Write out the whole listing below so that every line matches exactly.
##########
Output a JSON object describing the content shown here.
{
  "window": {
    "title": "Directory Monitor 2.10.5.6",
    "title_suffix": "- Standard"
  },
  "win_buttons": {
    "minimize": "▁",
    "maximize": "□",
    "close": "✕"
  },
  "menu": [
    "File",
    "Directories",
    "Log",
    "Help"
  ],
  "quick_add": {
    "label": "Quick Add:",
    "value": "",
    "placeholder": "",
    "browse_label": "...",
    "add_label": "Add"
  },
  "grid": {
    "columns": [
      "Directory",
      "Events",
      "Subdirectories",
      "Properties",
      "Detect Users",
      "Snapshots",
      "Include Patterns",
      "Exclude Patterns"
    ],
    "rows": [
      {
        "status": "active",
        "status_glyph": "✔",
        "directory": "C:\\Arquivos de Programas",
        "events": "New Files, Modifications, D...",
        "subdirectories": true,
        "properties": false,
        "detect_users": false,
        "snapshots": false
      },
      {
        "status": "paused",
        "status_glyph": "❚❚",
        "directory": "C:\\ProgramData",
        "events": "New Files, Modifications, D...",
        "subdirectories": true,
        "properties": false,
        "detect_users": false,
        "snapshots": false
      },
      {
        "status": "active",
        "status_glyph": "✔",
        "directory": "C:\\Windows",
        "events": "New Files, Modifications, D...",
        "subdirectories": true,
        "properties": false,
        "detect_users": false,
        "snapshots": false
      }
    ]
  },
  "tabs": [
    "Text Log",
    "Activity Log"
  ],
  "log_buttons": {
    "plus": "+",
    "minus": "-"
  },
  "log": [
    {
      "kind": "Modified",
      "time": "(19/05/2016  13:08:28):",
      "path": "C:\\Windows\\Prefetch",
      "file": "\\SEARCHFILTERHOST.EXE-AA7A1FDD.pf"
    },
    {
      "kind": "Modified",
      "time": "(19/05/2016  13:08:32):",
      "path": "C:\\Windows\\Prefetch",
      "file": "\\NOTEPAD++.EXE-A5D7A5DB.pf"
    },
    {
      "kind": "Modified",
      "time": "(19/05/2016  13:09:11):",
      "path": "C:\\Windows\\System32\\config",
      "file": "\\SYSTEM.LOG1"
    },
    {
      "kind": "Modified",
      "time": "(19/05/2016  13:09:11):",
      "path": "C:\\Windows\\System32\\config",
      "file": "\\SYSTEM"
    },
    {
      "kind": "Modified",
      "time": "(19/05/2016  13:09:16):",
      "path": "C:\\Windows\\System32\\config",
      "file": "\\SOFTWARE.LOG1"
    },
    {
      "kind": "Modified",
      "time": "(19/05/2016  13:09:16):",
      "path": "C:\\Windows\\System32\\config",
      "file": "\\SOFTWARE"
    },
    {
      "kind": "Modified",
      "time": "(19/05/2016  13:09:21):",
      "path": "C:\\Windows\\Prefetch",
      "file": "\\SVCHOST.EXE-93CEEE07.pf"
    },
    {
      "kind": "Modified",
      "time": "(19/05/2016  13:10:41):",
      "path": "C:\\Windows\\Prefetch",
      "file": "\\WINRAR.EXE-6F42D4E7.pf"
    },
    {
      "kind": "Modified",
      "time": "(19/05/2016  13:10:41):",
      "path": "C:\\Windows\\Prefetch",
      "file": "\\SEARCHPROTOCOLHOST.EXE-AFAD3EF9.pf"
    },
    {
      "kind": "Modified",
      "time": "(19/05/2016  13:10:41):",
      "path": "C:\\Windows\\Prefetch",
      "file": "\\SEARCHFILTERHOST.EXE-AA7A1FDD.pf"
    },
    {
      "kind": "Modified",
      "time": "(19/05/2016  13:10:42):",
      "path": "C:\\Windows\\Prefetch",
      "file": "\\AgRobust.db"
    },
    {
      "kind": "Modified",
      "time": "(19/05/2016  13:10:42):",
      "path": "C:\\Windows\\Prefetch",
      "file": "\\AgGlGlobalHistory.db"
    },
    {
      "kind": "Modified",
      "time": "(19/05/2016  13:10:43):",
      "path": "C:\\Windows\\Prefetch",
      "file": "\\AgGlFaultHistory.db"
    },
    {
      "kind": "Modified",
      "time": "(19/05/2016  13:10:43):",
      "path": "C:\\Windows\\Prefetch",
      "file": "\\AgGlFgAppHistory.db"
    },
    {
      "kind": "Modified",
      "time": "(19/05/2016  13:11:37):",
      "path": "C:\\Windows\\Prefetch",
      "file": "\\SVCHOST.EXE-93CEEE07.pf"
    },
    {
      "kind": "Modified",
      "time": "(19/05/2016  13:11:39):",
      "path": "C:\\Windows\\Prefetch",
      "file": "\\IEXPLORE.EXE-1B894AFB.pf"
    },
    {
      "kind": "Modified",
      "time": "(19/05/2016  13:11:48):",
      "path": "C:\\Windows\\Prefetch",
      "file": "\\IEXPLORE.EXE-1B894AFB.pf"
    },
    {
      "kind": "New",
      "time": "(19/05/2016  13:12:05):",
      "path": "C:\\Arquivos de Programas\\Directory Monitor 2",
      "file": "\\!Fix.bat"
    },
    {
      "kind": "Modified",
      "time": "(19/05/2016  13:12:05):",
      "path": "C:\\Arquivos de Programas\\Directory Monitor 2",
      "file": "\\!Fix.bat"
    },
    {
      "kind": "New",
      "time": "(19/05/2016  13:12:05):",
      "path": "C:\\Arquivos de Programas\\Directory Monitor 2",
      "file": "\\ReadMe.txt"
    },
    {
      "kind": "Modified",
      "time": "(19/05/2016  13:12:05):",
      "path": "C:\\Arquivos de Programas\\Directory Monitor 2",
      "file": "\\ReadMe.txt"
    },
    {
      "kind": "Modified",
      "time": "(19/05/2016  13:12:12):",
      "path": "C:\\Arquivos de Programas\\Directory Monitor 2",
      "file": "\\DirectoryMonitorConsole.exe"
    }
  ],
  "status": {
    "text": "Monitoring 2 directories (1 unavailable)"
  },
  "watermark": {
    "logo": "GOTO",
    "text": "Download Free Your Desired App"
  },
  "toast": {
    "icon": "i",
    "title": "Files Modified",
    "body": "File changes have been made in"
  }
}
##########
• [SOLUTION TO THIS PROBLEM]
Output a JSON object describing the content shown here.
{
  "window": {
    "title": "Directory Monitor 2.10.5.6",
    "title_suffix": "- Standard"
  },
  "win_buttons": {
    "minimize": "▁",
    "maximize": "□",
    "close": "✕"
  },
  "menu": [
    "File",
    "Directories",
    "Log",
    "Help"
  ],
  "quick_add": {
    "label": "Quick Add:",
    "value": "",
    "placeholder": "",
    "browse_label": "...",
    "add_label": "Add"
  },
  "grid": {
    "columns": [
      "Directory",
      "Events",
      "Subdirectories",
      "Properties",
      "Detect Users",
      "Snapshots",
      "Include Patterns",
      "Exclude Patterns"
    ],
    "rows": [
      {
        "status": "active",
        "status_glyph": "✔",
        "directory": "C:\\Arquivos de Programas",
        "events": "New Files, Modifications, D...",
        "subdirectories": true,
        "properties": false,
        "detect_users": false,
        "snapshots": false
      },
      {
        "status": "paused",
        "status_glyph": "❚❚",
        "directory": "C:\\ProgramData",
        "events": "New Files, Modifications, D...",
        "subdirectories": true,
        "properties": false,
        "detect_users": false,
        "snapshots": false
      },
      {
        "status": "active",
        "status_glyph": "✔",
        "directory": "C:\\Windows",
        "events": "New Files, Modifications, D...",
        "subdirectories": true,
        "properties": false,
        "detect_users": false,
        "snapshots": false
      }
    ]
  },
  "tabs": [
    "Text Log",
    "Activity Log"
  ],
  "log_buttons": {
    "plus": "+",
    "minus": "-"
  },
  "log": [
    {
      "kind": "Modified",
      "time": "(19/05/2016  13:08:28):",
      "path": "C:\\Windows\\Prefetch",
      "file": "\\SEARCHFILTERHOST.EXE-AA7A1FDD.pf"
    },
    {
      "kind": "Modified",
      "time": "(19/05/2016  13:08:32):",
      "path": "C:\\Windows\\Prefetch",
      "file": "\\NOTEPAD++.EXE-A5D7A5DB.pf"
    },
    {
      "kind": "Modified",
      "time": "(19/05/2016  13:09:11):",
      "path": "C:\\Windows\\System32\\config",
      "file": "\\SYSTEM.LOG1"
    },
    {
      "kind": "Modified",
      "time": "(19/05/2016  13:09:11):",
      "path": "C:\\Windows\\System32\\config",
      "file": "\\SYSTEM"
    },
    {
      "kind": "Modified",
      "time": "(19/05/2016  13:09:16):",
      "path": "C:\\Windows\\System32\\config",
      "file": "\\SOFTWARE.LOG1"
    },
    {
      "kind": "Modified",
      "time": "(19/05/2016  13:09:16):",
      "path": "C:\\Windows\\System32\\config",
      "file": "\\SOFTWARE"
    },
    {
      "kind": "Modified",
      "time": "(19/05/2016  13:09:21):",
      "path": "C:\\Windows\\Prefetch",
      "file": "\\SVCHOST.EXE-93CEEE07.pf"
    },
    {
      "kind": "Modified",
      "time": "(19/05/2016  13:10:41):",
      "path": "C:\\Windows\\Prefetch",
      "file": "\\WINRAR.EXE-6F42D4E7.pf"
    },
    {
      "kind": "Modified",
      "time": "(19/05/2016  13:10:41):",
      "path": "C:\\Windows\\Prefetch",
      "file": "\\SEARCHPROTOCOLHOST.EXE-AFAD3EF9.pf"
    },
    {
      "kind": "Modified",
      "time": "(19/05/2016  13:10:41):",
      "path": "C:\\Windows\\Prefetch",
      "file": "\\SEARCHFILTERHOST.EXE-AA7A1FDD.pf"
    },
    {
      "kind": "Modified",
      "time": "(19/05/2016  13:10:42):",
      "path": "C:\\Windows\\Prefetch",
      "file": "\\AgRobust.db"
    },
    {
      "kind": "Modified",
      "time": "(19/05/2016  13:10:42):",
      "path": "C:\\Windows\\Prefetch",
      "file": "\\AgGlGlobalHistory.db"
    },
    {
      "kind": "Modified",
      "time": "(19/05/2016  13:10:43):",
      "path": "C:\\Windows\\Prefetch",
      "file": "\\AgGlFaultHistory.db"
    },
    {
      "kind": "Modified",
      "time": "(19/05/2016  13:10:43):",
      "path": "C:\\Windows\\Prefetch",
      "file": "\\AgGlFgAppHistory.db"
    },
    {
      "kind": "Modified",
      "time": "(19/05/2016  13:11:37):",
      "path": "C:\\Windows\\Prefetch",
      "file": "\\SVCHOST.EXE-93CEEE07.pf"
    },
    {
      "kind": "Modified",
      "time": "(19/05/2016  13:11:39):",
      "path": "C:\\Windows\\Prefetch",
      "file": "\\IEXPLORE.EXE-1B894AFB.pf"
    },
    {
      "kind": "Modified",
      "time": "(19/05/2016  13:11:48):",
      "path": "C:\\Windows\\Prefetch",
      "file": "\\IEXPLORE.EXE-1B894AFB.pf"
    },
    {
      "kind": "New",
      "time": "(19/05/2016  13:12:05):",
      "path": "C:\\Arquivos de Programas\\Directory Monitor 2",
      "file": "\\!Fix.bat"
    },
    {
      "kind": "Modified",
      "time": "(19/05/2016  13:12:05):",
      "path": "C:\\Arquivos de Programas\\Directory Monitor 2",
      "file": "\\!Fix.bat"
    },
    {
      "kind": "New",
      "time": "(19/05/2016  13:12:05):",
      "path": "C:\\Arquivos de Programas\\Directory Monitor 2",
      "file": "\\ReadMe.txt"
    },
    {
      "kind": "Modified",
      "time": "(19/05/2016  13:12:05):",
      "path": "C:\\Arquivos de Programas\\Directory Monitor 2",
      "file": "\\ReadMe.txt"
    },
    {
      "kind": "Modified",
      "time": "(19/05/2016  13:12:12):",
      "path": "C:\\Arquivos de Programas\\Directory Monitor 2",
      "file": "\\DirectoryMonitorConsole.exe"
    }
  ],
  "status": {
    "text": "Monitoring 2 directories (1 unavailable)"
  },
  "watermark": {
    "logo": "GOTO",
    "text": "Download Free Your Desired App"
  },
  "toast": {
    "icon": "i",
    "title": "Files Modified",
    "body": "File changes have been made in"
  }
}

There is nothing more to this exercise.